Like a walk through the country side living on a small farm is full of daily surprises, sometimes wonderful and amazing, and other times puzzling and sad. I hope you will walk with me as I live out my dream of living on this tiny farm. You will come to know the dogs, cats, Shetland sheep and chickens that make up this farm and what goes into keeping them happy and healthy. Come and join the journey with me.

Saturday, July 21, 2007

Rotating Pasture




From the top: Jeffery --enjoying the grass and wearing a grape vine,
The three Shetland boys, Drake, sampling the goods and lastly Blue and Lanny--the big 'pony' sheep.

The boys are happy today. Each of the two ram pen's got rotated onto fresh grass. We are very, very dry here and in desperate need of rain. If we do not get any soon, I will be feeding hay within the next two weeks. The ewes have two large pastures that I switch them back and forth on. The lower pasture is shot since its so dry and they will likely start needing supplementation on the upper pasture in another week---two weeks if I'm lucky and we get rain.

Blue and Lanny, the Merino ram and his wethered son have three small pens that I switch them through. The pen in the picture is rather small and the grass was pretty well shot last year. Due to several years of neglect and chicken abuse (dust baths) the pen was full of rank weeds. This year I managed to seed it to clover, lespedeza and fescue. Many of the weeds took over again, but down near the ground the other varieties are thriving. I will likely only keep the boys on there a week, then mow it and see how it looks. I'd like to make it a thriving patch of ground again.

The Shetland rams, Jeff & Drake and the wether Callum have four small areas I can rotate them between and that will soon be five. I'm still in the stages of getting things set up, so this year I have unfortunately let them overgraze their pastures, as I couldn't get them moved in a timely manner. Hopefully things will be smoother as I continue to work out a system. Today they went into an area that hasn't been grazed since late spring. I noticed a good deal of the lespedeza I seeded has thrived! The boys were very thrilled to be out where the pickings were plentiful again.

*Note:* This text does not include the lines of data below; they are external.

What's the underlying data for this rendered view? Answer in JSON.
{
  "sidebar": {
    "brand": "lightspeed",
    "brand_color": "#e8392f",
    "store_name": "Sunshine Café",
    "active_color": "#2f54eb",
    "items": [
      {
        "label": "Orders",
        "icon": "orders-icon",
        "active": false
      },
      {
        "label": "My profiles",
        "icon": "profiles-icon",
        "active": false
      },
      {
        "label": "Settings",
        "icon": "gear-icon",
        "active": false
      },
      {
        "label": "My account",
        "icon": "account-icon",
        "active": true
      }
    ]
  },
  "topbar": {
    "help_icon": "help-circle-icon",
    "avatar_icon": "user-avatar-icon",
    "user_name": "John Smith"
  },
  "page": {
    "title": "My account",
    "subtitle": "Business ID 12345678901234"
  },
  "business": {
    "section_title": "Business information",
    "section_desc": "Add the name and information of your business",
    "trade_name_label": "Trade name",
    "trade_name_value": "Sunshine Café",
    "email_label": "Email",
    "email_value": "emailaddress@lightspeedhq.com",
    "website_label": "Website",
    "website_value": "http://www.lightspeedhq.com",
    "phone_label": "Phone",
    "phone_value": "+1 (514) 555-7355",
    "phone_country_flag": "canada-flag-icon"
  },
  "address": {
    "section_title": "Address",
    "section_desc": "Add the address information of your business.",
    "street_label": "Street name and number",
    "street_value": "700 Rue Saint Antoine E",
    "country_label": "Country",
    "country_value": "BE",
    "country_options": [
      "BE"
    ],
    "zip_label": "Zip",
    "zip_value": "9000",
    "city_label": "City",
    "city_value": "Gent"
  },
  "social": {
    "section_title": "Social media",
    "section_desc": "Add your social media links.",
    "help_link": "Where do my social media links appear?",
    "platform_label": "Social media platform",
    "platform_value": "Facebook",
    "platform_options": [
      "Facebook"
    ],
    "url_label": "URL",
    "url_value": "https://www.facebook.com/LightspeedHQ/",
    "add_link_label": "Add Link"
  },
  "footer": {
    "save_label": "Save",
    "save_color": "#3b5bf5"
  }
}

When you first turn sheep out on a new pasture, they will dash about, sampling this and that.. much like people at a salad bar! They are excited and sure that something better is in the next patch of grass. I still have lots of weeds and sprouts in most of my pastures, and the sheep will enjoy eating them as well. I really get a kick out of watching the sheep on new pasture.

The girls were quite put out that everyone was getting new pasture but them! I'm hoping to have at least one of their pastures cross fenced by next spring and keep them rotated in a more beneficial manner. The end goal is to cross fence both pastures and have a total of four smaller pastures to move them through. I would love to be able to offer them new grass every week, and I know the pastures, sheep and shepherd would benefit from it.

Have a good weekend.

2 comments:

Michelle at Boulderneigh said...

Boy, it doesn't LOOK dry there! Very lush pastures your sheep are enjoying . . . mine would be jealous if they knew what they were missing.

shepherdchik said...

Your sheep are beautiful! Looks like you are about as dry as we are...